“It came from me, like, bringing the guitar once to me drilling literal holes in the wall for a hanger for my guitar to live in my classroom,” Klemm said.

Fatherhood and getting sober were major life events that led Klemm to create music for kids. He started listening to children’s songs with his son, Silas, and thought many of them could be improved.

“And then I realized, you know, I have something I think that I can add to this space that's unique and complex and original and could help kids.” Klemm said.

Putting the album together

Klemm has spent the past decade as a songwriter, having penned four full-length albums, several EPs and numerous singles between all of his musical projects and performing in 41 states with various bands.

Jeff Klemm looks on as his son, Silas, plays a drum
Paige Marguiles
The debut Mr. Jeff album, "Wonderful Wonderful Wonderful," contains 13 songs written by Jeff Klemm in collaboration with his preschool students and son, Silas.

He said his preschool class and his own children sing on his debut children’s album as Mr. Jeff. They helped him write it too.

“It's just kind of part of the way we play,” he said. “The music is for kids and for them, and I want them to have as much say in it as I do.”

The album's title came from a common phrase Klemm would say in his classroom.

“It was just like a catchphrase of mine, ‘Wonderful, wonderful, wonderful. Let's go over here and start using markers,’” Klemm said.

“Playin' on the Playground” is the first song Klemm wrote for “Wonderful Wonderful Wonderful."

He filmed the music video for the song with his son, Silas, at a playground in their hometown of Cuyahoga Falls.

Klemm said most of his songs are about being silly and having fun, and he takes feedback from his children seriously when developing each new tune.
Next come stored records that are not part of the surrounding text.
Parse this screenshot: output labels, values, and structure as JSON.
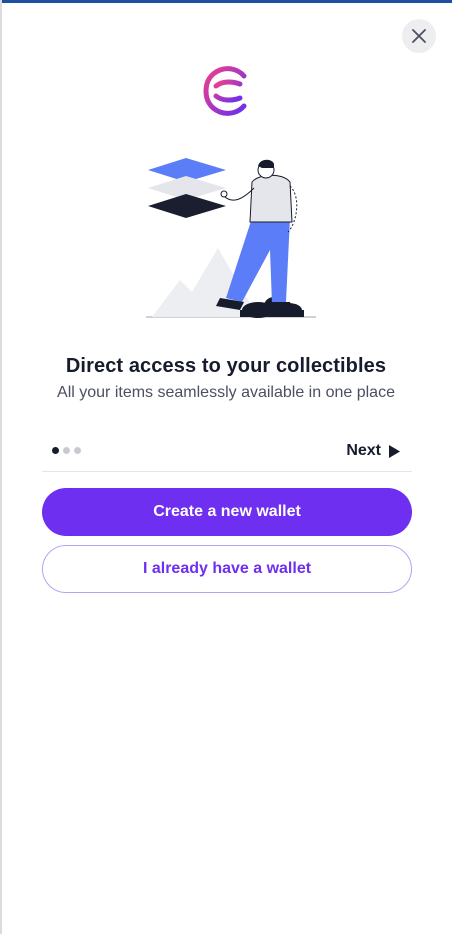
{
  "icons": {
    "close": "close-icon",
    "logo": "brand-logo",
    "next": "play-arrow-icon"
  },
  "colors": {
    "primary": "#6f2ff0",
    "secondary_border": "#b9a2f2",
    "heading": "#171c2c",
    "body_text": "#4b5060",
    "illustration_blue": "#5b7ef8"
  },
  "onboarding": {
    "title": "Direct access to your collectibles",
    "subtitle": "All your items seamlessly available in one place",
    "pager": {
      "total": 3,
      "current": 1
    },
    "next_label": "Next"
  },
  "actions": {
    "create_wallet_label": "Create a new wallet",
    "existing_wallet_label": "I already have a wallet"
  }
}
“The Birthday Song” initially featured a chromatic walkdown mimicking the sound of walking downstairs.

“I was like, ‘Oh, that's so cool and interesting. Musicians are going to love it.’ And then I showed it to my daughter afterward,” Klemm said. “She listened to that part, and her face got real scared. I'm like, ‘That's got to go.’”

Keeping children safe and educating them has been a major part of Klemm’s life since becoming a father and teacher.

His song, “Lose The ‘Tude,” was inspired by his own mother and is now a phrase he says to his children.

“This is absolutely my son's least favorite song on the record,” Klemm said. “He like, covers his ears when I play it, because he thinks I'm talking straight to him.”

He said his songs are also meant to educate parents, help them communicate and teach lessons to their children.

“I have what I think is a unique perspective as a parent, as a musician, as a teacher. It's like I could use all these things to put this positivity out there and hopefully make the world a better place,” Klemm said.

Reaching audiences through the screen and stage

The early days of the COVID-19 pandemic inspired Klemm to broadcast his children’s songs from home and school to the world.

“When the shutdown happened, I was like, ‘These poor kids, they don't understand, I don't understand,’” Klemm said. “So, it was one of those things where it's like, I want to keep connecting with the kids in my classroom.”

He started livestreaminghis hour-long performances as Mr. Jeff six days a week, and viewers from across the globe tuned in.

His fun and educational music videos on his YouTube channel have gained nearly 100,000 views.

Once pandemic restrictions were lifted, Klemm began performing in person around Northeast Ohio. His shows are known for their high energy and encouragement of kids to join in and move around.

Klemm said parents enjoy the shows because they often leave their children entertained and ready for a nap.

He is now working on music videos for all 13 songs on “Wonderful Wonderful Wonderful.”

Klemm said he hopes to nurture the next generation of rock stars through private lessons and public performances.

"To hopefully inspire a kid to go play their own music and write their own songs with real live instruments and not a computer,” Klemm said.

Expertise: Audio storytelling, journalism and production
Brittany Nader is the producer of "Shuffle" on Ideastream Public Media. She joins "All Things Considered" host Amanda Rabinowitz on Thursdays to chat about Northeast Ohio’s vibrant music scene.